Another issue –and to my mind it’s a bigger one– is that despite the risk of malpractice lawsuits the health system does a heck of a lot to create or at least tolerate situations that are dangerous for patients. An op-ed piece in today’s Boston Globe (A deadly information gap; Many doctors lack the motivation to communicate with each other) tells the story of a doctor and her lawyer sister who did their utmost to help their elderly mother navigate the health system and still found her near death due to lack of coordination. Their story is simultaneously extreme and typical. You probably have your own version:
In the hospital, after her heart attack, my mother’s diabetes doctors weren’t allowed to prescribe her medications or diet because she was on a cardiology unit. Despite good intentions, the hospital almost killed her by giving her 32 ounces of apple juice one day, causing her blood sugar to rise to a dangerous level. To compensate, they had to give her a lot of extra insulin, which caused her blood sugar to drop precipitously. At one point they had to resuscitate her because her blood sugar went so low. This happened because the diabetes doctors had almost no real-time way to communicate with the cardiology doctors. They needed a navigator — a knowledgeable intermediary — to make sense of the overall picture and connect the doctors to each other…
When my mother became stable enough to leave the ICU, she was transferred to a step-down unit only two doors away, but with a whole new medical team — doctors, nurses, aides, case managers. And every new clinician had to read the paper chart, or if unable to decipher it, “interview’’ my mother again. “She’s not able to tell me her history. . .’’ over and over again. Exasperated, my sister introduced us with, “Hi, this is my sister, she’s a doctor. And I’m a lawyer.’’
Patients should not need a doctor and a lawyer in the family in order to get appropriate medical care. My mother survived her near fatal illness because she had knowledgeable, relentless insiders to advocate and communicate for her.
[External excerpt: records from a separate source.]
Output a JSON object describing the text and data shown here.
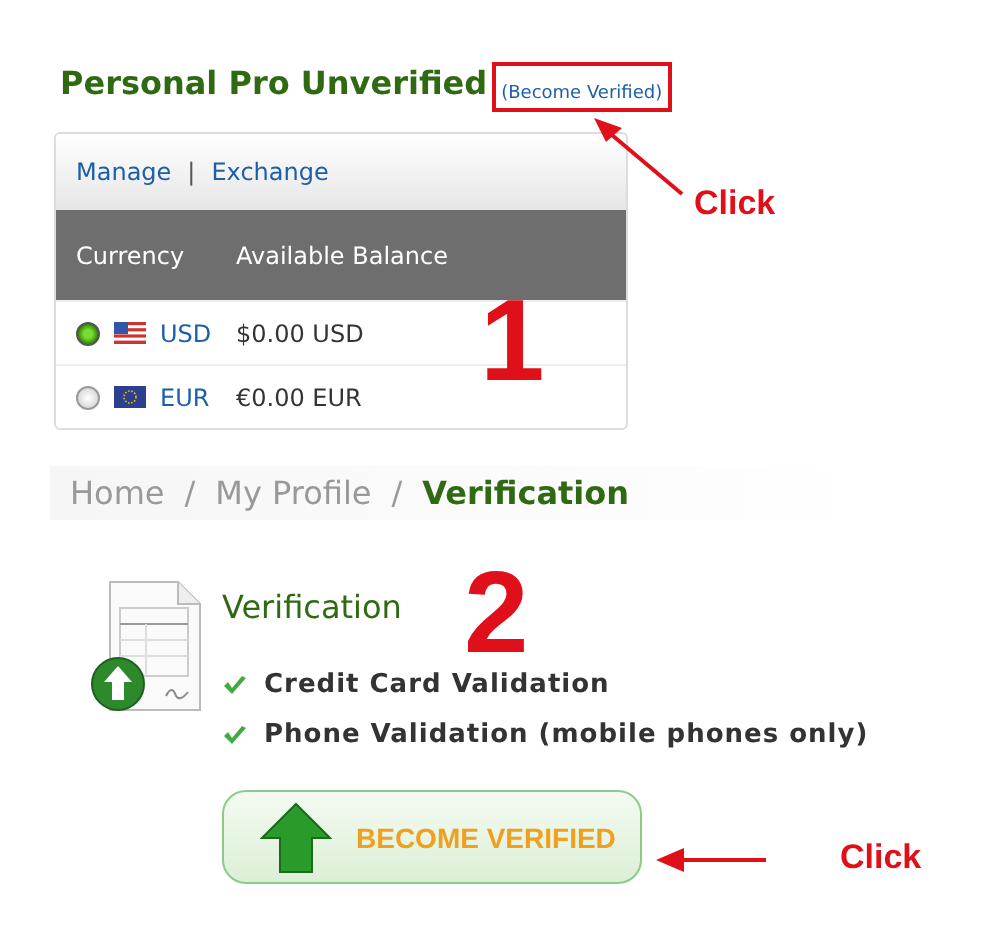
{
  "account": {
    "title": "Personal Pro Unverified",
    "verify_link": "(Become Verified)"
  },
  "balance_card": {
    "links": [
      "Manage",
      "Exchange"
    ],
    "separator": "|",
    "columns": [
      "Currency",
      "Available Balance"
    ],
    "rows": [
      {
        "currency": "USD",
        "balance": "$0.00 USD",
        "selected": true
      },
      {
        "currency": "EUR",
        "balance": "€0.00 EUR",
        "selected": false
      }
    ]
  },
  "breadcrumb": [
    {
      "label": "Home",
      "selected": false
    },
    {
      "label": "My Profile",
      "selected": false
    },
    {
      "label": "Verification",
      "selected": true
    }
  ],
  "breadcrumb_separator": "/",
  "verification": {
    "title": "Verification",
    "items": [
      "Credit Card Validation",
      "Phone Validation (mobile phones only)"
    ],
    "button": "BECOME VERIFIED"
  },
  "annotations": [
    {
      "kind": "step",
      "text": "1"
    },
    {
      "kind": "click",
      "text": "Click"
    },
    {
      "kind": "step",
      "text": "2"
    },
    {
      "kind": "click",
      "text": "Click"
    }
  ]
}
The author is convinced that the health reform law with its introduction of Accountable Care Organizations will make everything right. I’m less sanguine. I say: go ahead and let malpractice reform happen, if only to take some of the focus off of extreme cases and get doctors to relax a bit. But let’s divert some or all of the savings to education and re-engineering of care processes to improve patient safety in order to prevent the emergence of situations that the malpractice system is meant to address.January 31, 2011